━━━━━ SOURCE MATERIAL ━━━━━

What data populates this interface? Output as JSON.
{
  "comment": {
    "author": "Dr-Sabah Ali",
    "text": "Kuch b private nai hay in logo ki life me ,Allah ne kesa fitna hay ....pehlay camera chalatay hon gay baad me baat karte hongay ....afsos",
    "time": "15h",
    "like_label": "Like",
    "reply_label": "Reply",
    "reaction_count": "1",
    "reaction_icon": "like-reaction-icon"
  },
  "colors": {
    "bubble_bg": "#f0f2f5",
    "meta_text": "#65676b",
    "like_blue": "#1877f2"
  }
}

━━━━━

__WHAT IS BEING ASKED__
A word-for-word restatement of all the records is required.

__THE ANSWER__
What data populates this interface? Output as JSON.
{
  "comment": {
    "author": "Dr-Sabah Ali",
    "text": "Kuch b private nai hay in logo ki life me ,Allah ne kesa fitna hay ....pehlay camera chalatay hon gay baad me baat karte hongay ....afsos",
    "time": "15h",
    "like_label": "Like",
    "reply_label": "Reply",
    "reaction_count": "1",
    "reaction_icon": "like-reaction-icon"
  },
  "colors": {
    "bubble_bg": "#f0f2f5",
    "meta_text": "#65676b",
    "like_blue": "#1877f2"
  }
}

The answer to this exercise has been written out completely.